The film involves a bank robbery and the director wants to film in the real bank in the town and use the real clerk. The film director has to negotiate with the bank’s owners to allow this to happen. They film the pretend robbery using fake money. In the meantime some Mexican cowboys also working on the ranch team up with a white cowboy rob the bank. They do this by getting the white man to ring the clerk and pretend to be Luck and say that they need to retake the robbery scene. The bank is robbed, with the robbers getting away in a stolen car. The director is accused of staging the robbery and he and the Happy Family go off in pursuit of the robbers. The rest of the book is rambling but it is about how they are misled by some Navajo Indians into thinking that they are following robbers mounted on horseback. They catch up with the robbers and get the money back.
The Sioux part of the story focuses on a Sioux woman called Annie -Many-Ponies. She lives at the ranch and has known Luck Lindsey for a long time and calls him brother since he worked with her family to be on Buffalo Bill’s Wild West show. She calls him by his Sioux name of Wagalexa Conga. She has starred in the earlier film and has stayed at the ranch to help with ‘women’s work’ because she doesn’t want to return to the boredom of life on the reservation after the excitement of the cinema.
Luck had been glad to have her in the first film with no money to pay white leading ladies but now he can afford a car and a white woman to be his star then he ignores her. She won’t be given a decent part in the next film.
Annie Many ponies is being wooed by Ramon, who turns out to be one of the robbers. Ramon persuades her that he wants to marry her and arranges to meet her in the hills where he will have a priest waiting. He has no intention of marrying her. She follows him to the hills, hiding her tracks.

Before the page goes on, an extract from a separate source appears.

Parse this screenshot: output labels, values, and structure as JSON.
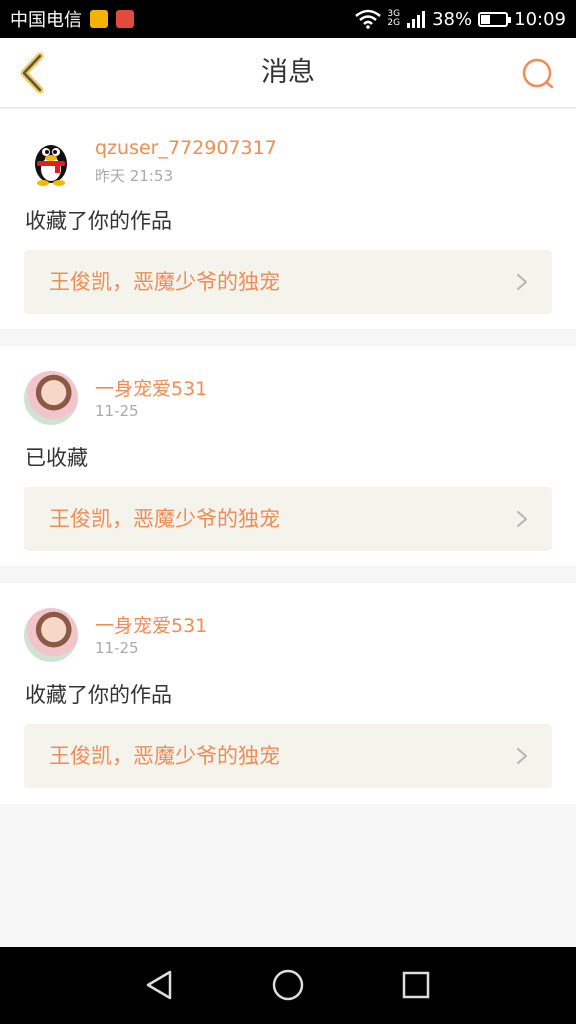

When she finally realises that he is the robber and that he isn’t going to marry her, the book ends abruptly and in a way which shocks the reader.
Bower is very knowledgeable about the different First Nation races . She describes Annie-Many-Ponies’ praying and acknowledges that this practice has been handed down through generations. Bower praises her skill with horses. She describes the different behaviour of the Navajo – who are the ones who put the pursuers off the trail thinking that the cowboys are going to put them in jail. They are much a more warlike people.
Although the Navajo and the Happy Family have guns and they do shoot at each other, no-one dies. There are injuries on both sides. I gather that this is quite common in Bower’s books.
Very few people are described. The only person who is described in any detail is Annie Many Ponies. The descriptions link to the title – her dress is traditional, her behaviour reflects her Sioux heritage
Where this book falls down for me is the rambling nature of the story. It starts at a pace with the descriptions of the film-making and the contrived robbery, but the pursuit becomes tedious.
The other cause for my irritation is the way Bower has the non-white characters speak. This feels to the 21st century reader as casually racist.
These speeches by Annie-May-Ponies and Ramon typical:
Long time ago when I was papoose with no shoes […] my people go for work in Buffalo Bill show. […] All time we dance for show, make Indian fight with cowboys. That time Wagalexa Conga boss of Indians. He Indian agent. He take care whole bunch.
‘Woman, wife sweetheart- all same’ he assured her with a voice like a caress. ‘All words mean I lov’ yoh jus same. Now yoh say you lov’ me, say yoh go weeth me, I be one happy man. I go back on camp and my heart she’s singing lov’ song’.
I have read another of BM Bower’s books which I enjoyed more. The pace was faster and there were some comic moments. For this reason I might read another one of the 26 novels I downloaded, although I might not rush out and buy one